In the latest and possibly unlikeliest entry in the ongoing lineup of film-to-stage transfers, “Theater of Blood,” Jim Broadbent plays a man possessed. And who can blame him? As Edward Lionheart, a failed Shakespearean actor whose method of revenge on his detractors makes Richard III seem a pussycat, Broadbent gives full, gleeful rein to an activity many in (and out of) the industry have doubtless considered indulging numerous times: murdering theater critics. And messily, too.
No one at Daily Variety feels his wrath, though Lee Simpson and Phelim McDermott’s adaptation of the cult Vincent Price horror film has inordinate fun elsewhere all but naming names.
Will any of this score with those hapless uninitiates not already versed in the intricate byways of the commentator and the artist — not to mention the rivalries between critics? Probably not. But everyone else should have a good, anarchic time, some first-act longueurs notwithstanding, and perhaps emit the odd squeal as well. When it comes to strategies of extinction, Lionheart is a breed apart.
“Theater of Blood” is undeniably lowbrow, so it comes as something of a delicious shock to find it packaged in such ravishing high style by director McDermott, whose Improbable theater troupe has co-produced the show with the National on an elevated budget. If the play does transfer to Broadway, which seems entirely possible given that street’s self-infatuation, it won’t come cheap.
Rae Smith’s funhouse of a set simply won’t quit, its decaying Victorian surrounds alone worth the price of a ticket. With its famously deep stage, the Lyttelton by now has a history of celebrated designs from which their given shows were inseparable: “Theater of Blood” immediately joins the ranks of such visual extravaganzas as “An Inspector Calls” and “Les Parents Terribles” that have a visceral effect, too — and not just because the flying apparatus that sends Lionheart airborne looks a tad lightweight for Broadbent’s frame.
The jolts come mostly via the savagings that beset our poshly spoken scribes, who range from a poodle-carrying critic for the Sunday Times (Bette Bourne, in prim, prime form) to a bibulous Daily Mail scribe (Tim McMullan), who ultimately cracks under the weight of openings: “Five plays a week? I can’t take it anymore.”
And why waste time on ordinary murders when, as Lionheart reasons, you can do them in character? At which point, cue scenes from “Julius Caesar,” “Henry VI, Part I,” “The Merchant of Venice” and “Titus Andronicus,” all of which find Lionheart giving the performances of his life.

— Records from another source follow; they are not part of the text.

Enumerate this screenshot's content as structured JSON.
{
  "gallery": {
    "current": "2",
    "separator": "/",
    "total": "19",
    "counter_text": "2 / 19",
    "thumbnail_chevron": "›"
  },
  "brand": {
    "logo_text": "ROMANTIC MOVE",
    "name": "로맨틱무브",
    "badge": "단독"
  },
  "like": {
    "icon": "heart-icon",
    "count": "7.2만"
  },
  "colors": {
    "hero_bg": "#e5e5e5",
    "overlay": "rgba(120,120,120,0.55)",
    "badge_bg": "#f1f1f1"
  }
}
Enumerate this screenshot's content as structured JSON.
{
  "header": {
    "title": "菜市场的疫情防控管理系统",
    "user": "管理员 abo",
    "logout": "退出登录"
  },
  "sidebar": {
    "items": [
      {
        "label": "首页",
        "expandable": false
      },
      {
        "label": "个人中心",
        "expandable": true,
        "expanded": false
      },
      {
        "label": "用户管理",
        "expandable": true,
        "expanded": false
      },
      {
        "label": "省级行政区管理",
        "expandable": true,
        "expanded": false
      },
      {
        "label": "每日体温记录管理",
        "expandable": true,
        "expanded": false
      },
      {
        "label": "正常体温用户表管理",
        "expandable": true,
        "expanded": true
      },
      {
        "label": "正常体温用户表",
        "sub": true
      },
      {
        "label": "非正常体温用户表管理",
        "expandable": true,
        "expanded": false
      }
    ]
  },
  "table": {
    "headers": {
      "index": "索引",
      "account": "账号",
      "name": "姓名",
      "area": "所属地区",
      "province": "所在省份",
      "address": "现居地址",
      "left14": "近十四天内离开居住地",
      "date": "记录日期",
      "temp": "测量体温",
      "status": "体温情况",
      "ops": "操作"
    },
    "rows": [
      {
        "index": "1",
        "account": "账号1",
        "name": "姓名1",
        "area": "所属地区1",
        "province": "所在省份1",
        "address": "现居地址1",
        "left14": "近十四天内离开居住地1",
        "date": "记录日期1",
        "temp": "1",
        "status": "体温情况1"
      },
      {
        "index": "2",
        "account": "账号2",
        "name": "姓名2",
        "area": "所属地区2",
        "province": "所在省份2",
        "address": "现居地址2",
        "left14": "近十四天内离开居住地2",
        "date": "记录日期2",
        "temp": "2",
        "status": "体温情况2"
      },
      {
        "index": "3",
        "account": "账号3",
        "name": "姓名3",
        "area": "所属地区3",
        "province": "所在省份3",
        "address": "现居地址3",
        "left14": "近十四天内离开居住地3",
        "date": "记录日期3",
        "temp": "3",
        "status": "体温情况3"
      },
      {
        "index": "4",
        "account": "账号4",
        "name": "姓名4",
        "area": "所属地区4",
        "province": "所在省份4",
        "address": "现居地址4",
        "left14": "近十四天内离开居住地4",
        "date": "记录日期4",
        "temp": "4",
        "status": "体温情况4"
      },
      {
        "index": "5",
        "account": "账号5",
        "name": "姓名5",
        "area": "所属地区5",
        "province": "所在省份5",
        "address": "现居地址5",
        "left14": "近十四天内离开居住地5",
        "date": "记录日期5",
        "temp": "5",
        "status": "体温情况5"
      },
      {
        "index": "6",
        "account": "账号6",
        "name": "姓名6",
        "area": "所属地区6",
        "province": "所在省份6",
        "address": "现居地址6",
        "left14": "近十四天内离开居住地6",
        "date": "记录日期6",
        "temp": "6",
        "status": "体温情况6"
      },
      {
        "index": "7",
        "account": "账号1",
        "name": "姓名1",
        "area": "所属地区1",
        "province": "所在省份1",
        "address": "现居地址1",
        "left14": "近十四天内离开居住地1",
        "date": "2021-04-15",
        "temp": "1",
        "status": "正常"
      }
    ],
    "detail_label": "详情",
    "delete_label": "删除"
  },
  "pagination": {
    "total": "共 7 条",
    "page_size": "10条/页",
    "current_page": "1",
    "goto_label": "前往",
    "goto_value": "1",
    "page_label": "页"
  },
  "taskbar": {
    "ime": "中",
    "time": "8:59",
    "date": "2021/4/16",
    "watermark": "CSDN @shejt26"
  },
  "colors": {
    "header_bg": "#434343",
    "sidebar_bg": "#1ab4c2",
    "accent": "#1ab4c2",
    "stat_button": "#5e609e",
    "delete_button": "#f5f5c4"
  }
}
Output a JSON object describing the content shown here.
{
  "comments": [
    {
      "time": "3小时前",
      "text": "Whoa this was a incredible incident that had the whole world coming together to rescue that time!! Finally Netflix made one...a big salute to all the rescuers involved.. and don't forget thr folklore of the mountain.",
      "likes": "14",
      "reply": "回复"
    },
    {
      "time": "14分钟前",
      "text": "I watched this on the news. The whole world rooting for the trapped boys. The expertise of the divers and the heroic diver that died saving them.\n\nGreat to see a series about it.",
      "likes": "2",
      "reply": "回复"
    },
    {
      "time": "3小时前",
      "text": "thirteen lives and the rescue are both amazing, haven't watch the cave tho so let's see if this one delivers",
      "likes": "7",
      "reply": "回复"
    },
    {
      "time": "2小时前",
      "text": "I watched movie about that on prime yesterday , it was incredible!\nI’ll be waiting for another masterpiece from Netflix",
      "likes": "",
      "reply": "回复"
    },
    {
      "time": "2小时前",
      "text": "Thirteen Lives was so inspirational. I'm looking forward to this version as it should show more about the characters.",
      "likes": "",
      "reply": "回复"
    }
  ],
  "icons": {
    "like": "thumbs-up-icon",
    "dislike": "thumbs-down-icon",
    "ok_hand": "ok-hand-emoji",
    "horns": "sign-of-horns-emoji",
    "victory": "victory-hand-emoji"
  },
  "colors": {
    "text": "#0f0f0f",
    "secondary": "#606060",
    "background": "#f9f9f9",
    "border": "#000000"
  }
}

The staging, complete with gothic lighting from Colin Grenfell that has its own spidery allure, imaginatively raises speculation about who will go first? last? best?
But as the evening pans out, it’s less the order of the murders that matters than their increasingly inventive nature. Most unforgettable is the sight of Sally Dexter’s vampish Observer critic fried alive, her limbs very much on view even as her blond head turns suddenly into a “Psycho”-worthy skull. Elsewhere, auds will be intrigued to find the very modern purposes to which the Bardic art of drowning can be put.
So far, so fantastical — or maybe not, given that passions in this particular business do run high. Is “Theater of Blood” about anything? In a perhaps overstrenuous attempt to justify its inclusion in a repertoire alongside Lorca, Shakespeare and Strindberg, the play devolves into a metatheatrical meditation on the very nature of the National itself. Time frame is the year of the film (1973) — before the South Bank complex had opened.
These passages will tickle theater folk while leaving others bemused. They’ll make no sense whatsoever if the play does travel beyond this “great gray Stalin of a gravestone to actors,” as the auditorium in which we are seated is described. On the other hand, in a role played in the film by her mother, Diana Rigg, Rachael Stirling as Miranda Lionheart makes an eloquent case for the difficulties of having so obsessively overripe a dad. How do you keep pace with a parent’s feelings, she wonders aloud, when they’re “so big, whether real or not”?
Indeed, there’s nothing small or to scale about a show that finds Broadbent, in his first London play since “The Pillowman,” adopting more disguises and facial tics than there are Shakespeare plays. Yet his perf always works, eliciting sympathy for an artist facing “the persistent denial of my genius,” who’s simply had enough. For all its buckets of gore and deliberate outrageousness, the play is oddly real, too, though to say otherwise might well be to summon an early demise.